= WHAT TO DO =
Quote every line below exactly as it reads.

== Segment start ==

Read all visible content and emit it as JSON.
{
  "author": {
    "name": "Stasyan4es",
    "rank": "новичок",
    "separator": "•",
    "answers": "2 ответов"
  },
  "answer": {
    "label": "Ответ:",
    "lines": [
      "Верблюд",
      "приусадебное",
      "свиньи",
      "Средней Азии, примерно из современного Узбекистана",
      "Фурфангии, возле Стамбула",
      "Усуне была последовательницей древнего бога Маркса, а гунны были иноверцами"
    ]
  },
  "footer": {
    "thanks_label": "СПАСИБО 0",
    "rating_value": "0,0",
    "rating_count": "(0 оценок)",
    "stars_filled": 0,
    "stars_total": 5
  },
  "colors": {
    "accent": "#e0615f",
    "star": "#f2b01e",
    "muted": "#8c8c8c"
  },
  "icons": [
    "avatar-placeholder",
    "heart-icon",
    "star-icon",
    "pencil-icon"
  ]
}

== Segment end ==

= OUTPUT =
Read all visible content and emit it as JSON.
{
  "author": {
    "name": "Stasyan4es",
    "rank": "новичок",
    "separator": "•",
    "answers": "2 ответов"
  },
  "answer": {
    "label": "Ответ:",
    "lines": [
      "Верблюд",
      "приусадебное",
      "свиньи",
      "Средней Азии, примерно из современного Узбекистана",
      "Фурфангии, возле Стамбула",
      "Усуне была последовательницей древнего бога Маркса, а гунны были иноверцами"
    ]
  },
  "footer": {
    "thanks_label": "СПАСИБО 0",
    "rating_value": "0,0",
    "rating_count": "(0 оценок)",
    "stars_filled": 0,
    "stars_total": 5
  },
  "colors": {
    "accent": "#e0615f",
    "star": "#f2b01e",
    "muted": "#8c8c8c"
  },
  "icons": [
    "avatar-placeholder",
    "heart-icon",
    "star-icon",
    "pencil-icon"
  ]
}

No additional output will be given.